A lawsuit filed by the National Labor Relations Board against an ambulance company last year argued that the company wrongfully fired Dawnmarie Souza for criticizing her boss on Facebook. American Medical Response of Connecticut Inc. said it terminated the employee because of complaints about her work.
Under the terms of the settlement, Souza didn’t get her job back, but American Medical Response agreed to revise its policies that had prohibited staff from disparaging the company or its supervisors in postings online. The company also agreed to revise its policy banning employees from saying anything whatsoever about the employer on the Internet.
Those concessions are nice, but that’s little consolation to the woman who lost her job, even if the undisclosed financial aspect of the settlement was generous.

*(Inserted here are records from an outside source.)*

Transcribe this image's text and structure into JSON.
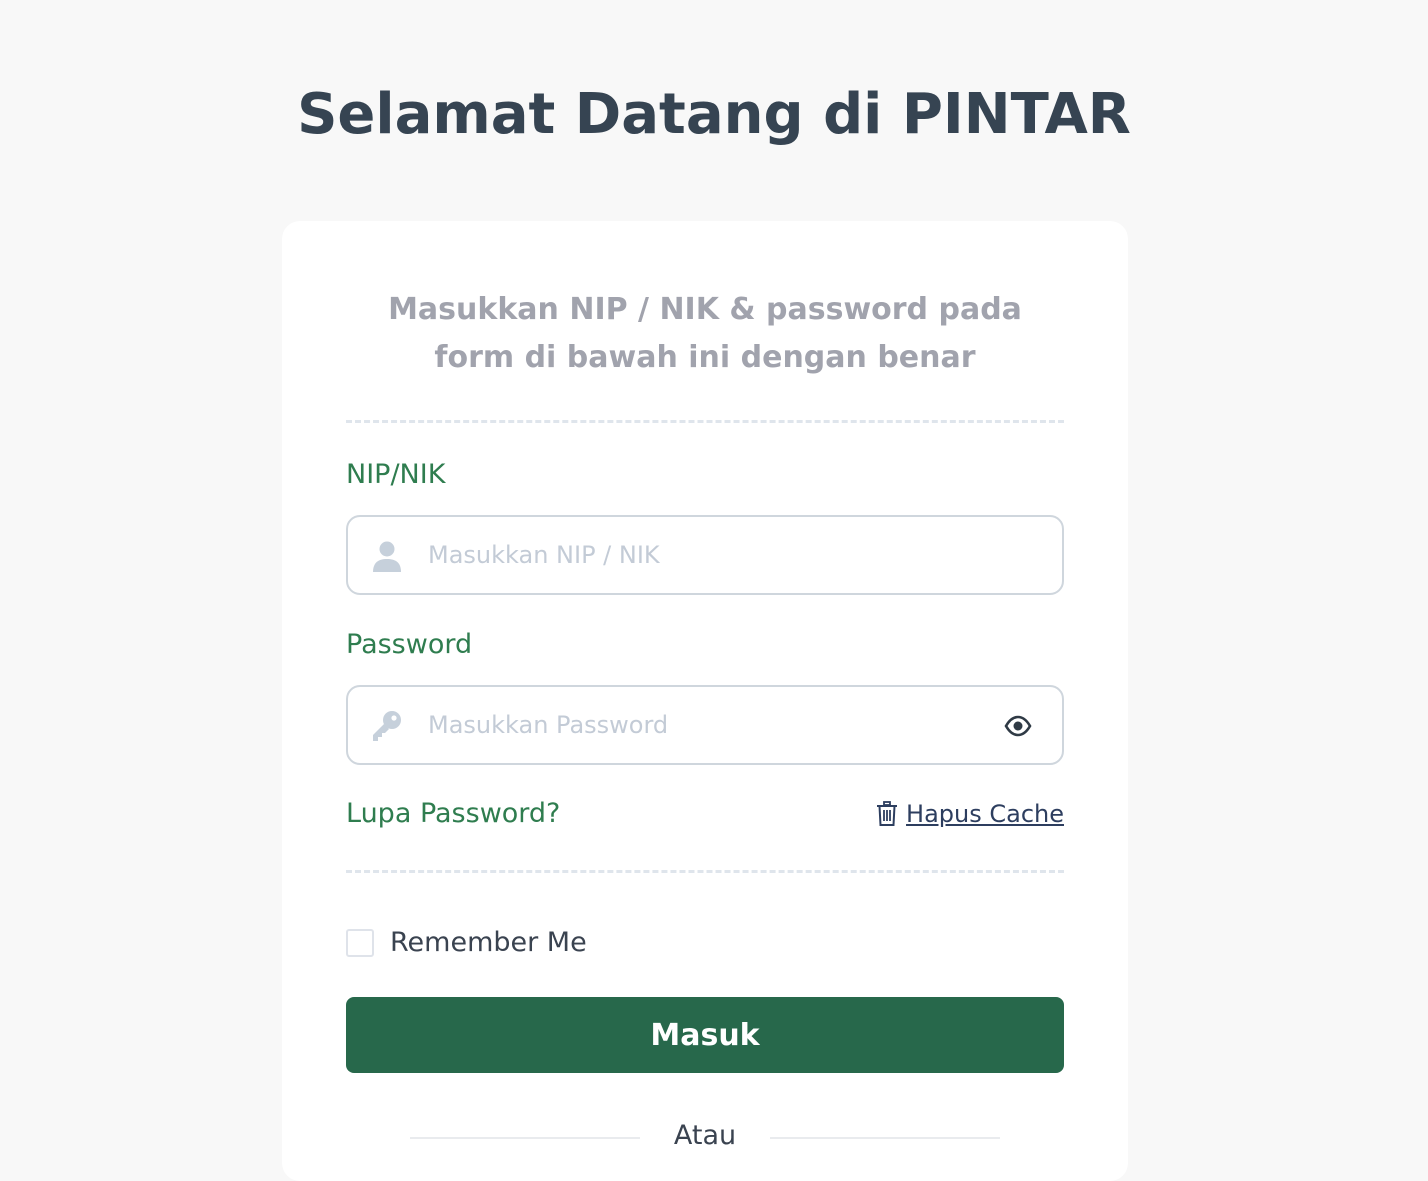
{
  "page": {
    "title": "Selamat Datang di PINTAR"
  },
  "login_card": {
    "subtitle": "Masukkan NIP / NIK & password pada form di bawah ini dengan benar",
    "nip": {
      "label": "NIP/NIK",
      "placeholder": "Masukkan NIP / NIK",
      "value": "",
      "icon": "user-icon"
    },
    "password": {
      "label": "Password",
      "placeholder": "Masukkan Password",
      "value": "",
      "icon": "key-icon",
      "toggle_icon": "eye-icon"
    },
    "forgot_password_label": "Lupa Password?",
    "clear_cache_label": "Hapus Cache",
    "remember_me_label": "Remember Me",
    "remember_me_checked": false,
    "submit_label": "Masuk",
    "separator_label": "Atau"
  },
  "colors": {
    "background": "#f8f8f8",
    "title": "#364452",
    "accent_green": "#2f7d4f",
    "button_green": "#27684b",
    "muted": "#a1a3ad",
    "link_blue": "#2d3e5f"
  }
}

Without a court ruling specifically in favor of one party or the other, the issue of Facebook postings as free speech protected by the First Amendment remains unresolved with respect to wrongful termination cases.
Meaning we’ll need to see another lawsuit — one that actually goes to court without settling — before attorneys have concrete case law on this issue. In the mean time, the NLRB suit will inform how companies set policies outside of the courtroom to reduce their liability to future lawsuits.
What do you think about the outcome of the NRLB lawsuit against American Medical Response of Connectcut?